Task objective: Below are the records. List every line holding the word "Open".

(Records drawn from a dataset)
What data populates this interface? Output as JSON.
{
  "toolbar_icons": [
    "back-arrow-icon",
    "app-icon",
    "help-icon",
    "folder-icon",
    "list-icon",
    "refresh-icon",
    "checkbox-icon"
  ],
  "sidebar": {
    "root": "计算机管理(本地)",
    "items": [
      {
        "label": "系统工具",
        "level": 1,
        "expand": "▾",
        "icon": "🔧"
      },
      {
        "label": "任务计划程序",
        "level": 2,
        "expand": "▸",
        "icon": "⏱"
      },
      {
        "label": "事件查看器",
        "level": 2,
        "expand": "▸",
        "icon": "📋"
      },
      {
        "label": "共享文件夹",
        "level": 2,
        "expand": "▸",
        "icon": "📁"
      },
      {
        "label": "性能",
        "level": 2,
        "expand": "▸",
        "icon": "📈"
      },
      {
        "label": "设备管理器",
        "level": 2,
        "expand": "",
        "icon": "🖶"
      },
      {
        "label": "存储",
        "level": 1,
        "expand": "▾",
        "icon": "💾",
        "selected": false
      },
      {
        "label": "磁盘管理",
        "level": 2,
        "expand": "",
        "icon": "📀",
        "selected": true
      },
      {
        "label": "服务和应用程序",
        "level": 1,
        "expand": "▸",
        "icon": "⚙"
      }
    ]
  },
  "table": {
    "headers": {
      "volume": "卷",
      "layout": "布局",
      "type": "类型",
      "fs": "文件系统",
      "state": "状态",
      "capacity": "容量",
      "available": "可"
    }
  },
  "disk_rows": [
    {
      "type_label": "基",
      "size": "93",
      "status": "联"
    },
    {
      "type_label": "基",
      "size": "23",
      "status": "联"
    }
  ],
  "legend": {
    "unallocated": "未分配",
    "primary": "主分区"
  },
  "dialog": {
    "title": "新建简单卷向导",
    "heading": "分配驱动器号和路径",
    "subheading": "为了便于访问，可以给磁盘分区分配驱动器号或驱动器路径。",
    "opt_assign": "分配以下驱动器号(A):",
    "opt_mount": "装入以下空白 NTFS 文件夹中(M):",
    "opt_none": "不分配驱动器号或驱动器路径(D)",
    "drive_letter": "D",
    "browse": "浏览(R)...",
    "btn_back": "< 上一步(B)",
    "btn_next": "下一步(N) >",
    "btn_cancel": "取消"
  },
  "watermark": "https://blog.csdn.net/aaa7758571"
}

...

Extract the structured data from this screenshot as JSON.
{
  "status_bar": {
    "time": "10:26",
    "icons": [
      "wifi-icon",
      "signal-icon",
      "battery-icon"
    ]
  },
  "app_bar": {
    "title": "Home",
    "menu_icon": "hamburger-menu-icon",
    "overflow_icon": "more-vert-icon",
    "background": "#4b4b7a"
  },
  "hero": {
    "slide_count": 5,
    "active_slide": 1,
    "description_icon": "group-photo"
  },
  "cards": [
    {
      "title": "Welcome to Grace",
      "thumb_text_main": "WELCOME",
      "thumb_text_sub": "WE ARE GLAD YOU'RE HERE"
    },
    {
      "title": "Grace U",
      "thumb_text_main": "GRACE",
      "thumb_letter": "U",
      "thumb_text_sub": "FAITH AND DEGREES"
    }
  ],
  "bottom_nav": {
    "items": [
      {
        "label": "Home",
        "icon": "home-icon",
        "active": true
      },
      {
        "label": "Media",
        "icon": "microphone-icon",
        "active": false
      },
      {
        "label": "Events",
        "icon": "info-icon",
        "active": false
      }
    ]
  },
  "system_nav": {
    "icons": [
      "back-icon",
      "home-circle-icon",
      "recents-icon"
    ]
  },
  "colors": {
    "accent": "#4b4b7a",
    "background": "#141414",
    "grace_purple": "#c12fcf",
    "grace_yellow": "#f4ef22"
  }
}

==

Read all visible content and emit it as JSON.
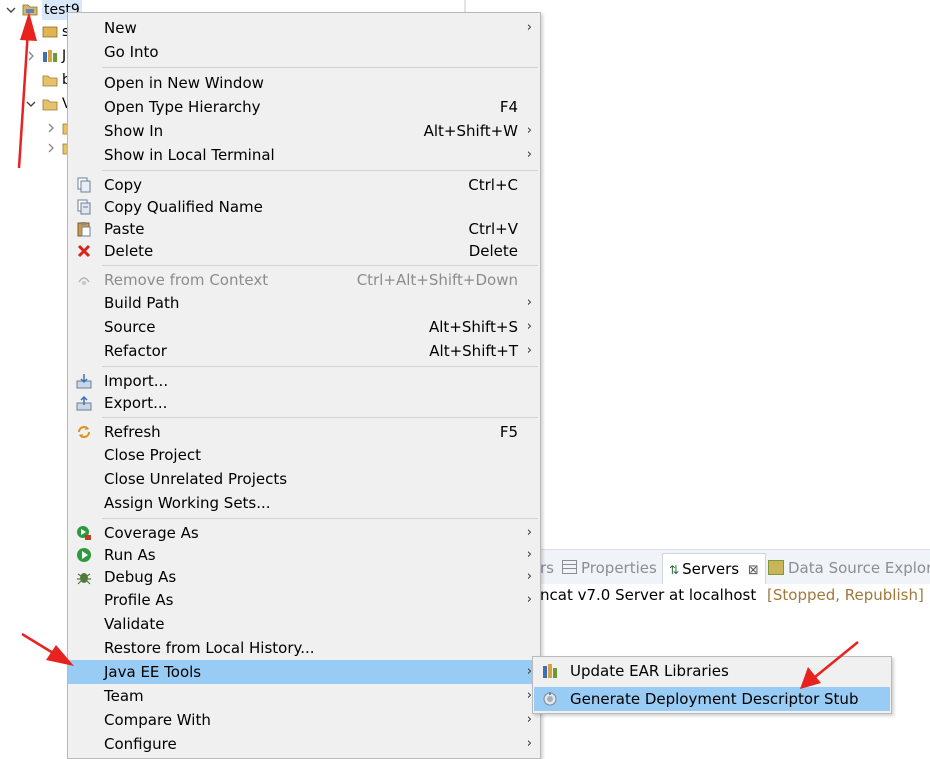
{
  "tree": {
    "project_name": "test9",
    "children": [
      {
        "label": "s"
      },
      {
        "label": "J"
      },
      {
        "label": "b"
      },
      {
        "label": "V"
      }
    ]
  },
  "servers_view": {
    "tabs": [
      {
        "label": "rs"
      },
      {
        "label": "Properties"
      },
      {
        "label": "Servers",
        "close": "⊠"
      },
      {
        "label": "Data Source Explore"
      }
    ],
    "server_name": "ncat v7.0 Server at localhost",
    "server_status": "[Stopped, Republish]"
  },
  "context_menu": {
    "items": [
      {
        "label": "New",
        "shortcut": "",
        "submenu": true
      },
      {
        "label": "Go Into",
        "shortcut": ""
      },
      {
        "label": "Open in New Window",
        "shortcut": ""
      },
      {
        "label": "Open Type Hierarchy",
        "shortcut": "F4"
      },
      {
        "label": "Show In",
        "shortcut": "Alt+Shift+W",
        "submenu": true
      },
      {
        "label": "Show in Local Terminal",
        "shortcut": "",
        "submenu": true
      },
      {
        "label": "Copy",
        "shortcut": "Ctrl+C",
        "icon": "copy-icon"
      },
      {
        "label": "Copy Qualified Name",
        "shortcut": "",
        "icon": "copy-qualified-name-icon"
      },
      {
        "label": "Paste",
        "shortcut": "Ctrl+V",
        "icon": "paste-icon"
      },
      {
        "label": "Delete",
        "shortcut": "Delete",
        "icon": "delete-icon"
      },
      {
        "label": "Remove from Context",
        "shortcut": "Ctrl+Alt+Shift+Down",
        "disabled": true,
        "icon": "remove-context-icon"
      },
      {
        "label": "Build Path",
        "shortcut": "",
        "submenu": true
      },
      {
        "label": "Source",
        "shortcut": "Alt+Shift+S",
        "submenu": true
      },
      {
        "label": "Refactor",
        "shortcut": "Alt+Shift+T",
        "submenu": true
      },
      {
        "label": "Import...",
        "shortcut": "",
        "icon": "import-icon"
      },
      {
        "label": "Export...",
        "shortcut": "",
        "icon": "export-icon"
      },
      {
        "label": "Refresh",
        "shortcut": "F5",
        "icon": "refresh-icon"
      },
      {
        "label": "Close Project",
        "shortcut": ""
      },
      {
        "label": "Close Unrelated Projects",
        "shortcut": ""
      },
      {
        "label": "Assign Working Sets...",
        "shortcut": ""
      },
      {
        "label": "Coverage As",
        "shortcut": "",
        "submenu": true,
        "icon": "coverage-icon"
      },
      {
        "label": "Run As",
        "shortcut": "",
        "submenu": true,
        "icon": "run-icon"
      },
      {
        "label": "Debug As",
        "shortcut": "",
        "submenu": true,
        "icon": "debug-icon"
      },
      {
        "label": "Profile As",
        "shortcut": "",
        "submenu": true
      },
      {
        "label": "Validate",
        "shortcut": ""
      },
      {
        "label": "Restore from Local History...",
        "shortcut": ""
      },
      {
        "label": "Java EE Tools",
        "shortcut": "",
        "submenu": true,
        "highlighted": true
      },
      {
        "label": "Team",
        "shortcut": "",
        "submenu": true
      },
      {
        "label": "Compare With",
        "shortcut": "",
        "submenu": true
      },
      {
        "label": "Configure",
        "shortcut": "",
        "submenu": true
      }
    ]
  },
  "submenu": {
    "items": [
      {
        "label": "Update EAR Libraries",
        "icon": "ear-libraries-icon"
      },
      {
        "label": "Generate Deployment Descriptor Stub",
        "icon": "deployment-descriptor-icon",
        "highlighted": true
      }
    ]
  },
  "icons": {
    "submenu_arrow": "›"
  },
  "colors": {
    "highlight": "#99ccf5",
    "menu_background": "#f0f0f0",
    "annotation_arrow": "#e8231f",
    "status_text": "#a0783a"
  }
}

Finished exercise:
        "label": "Open in New Window",
        "label": "Open Type Hierarchy",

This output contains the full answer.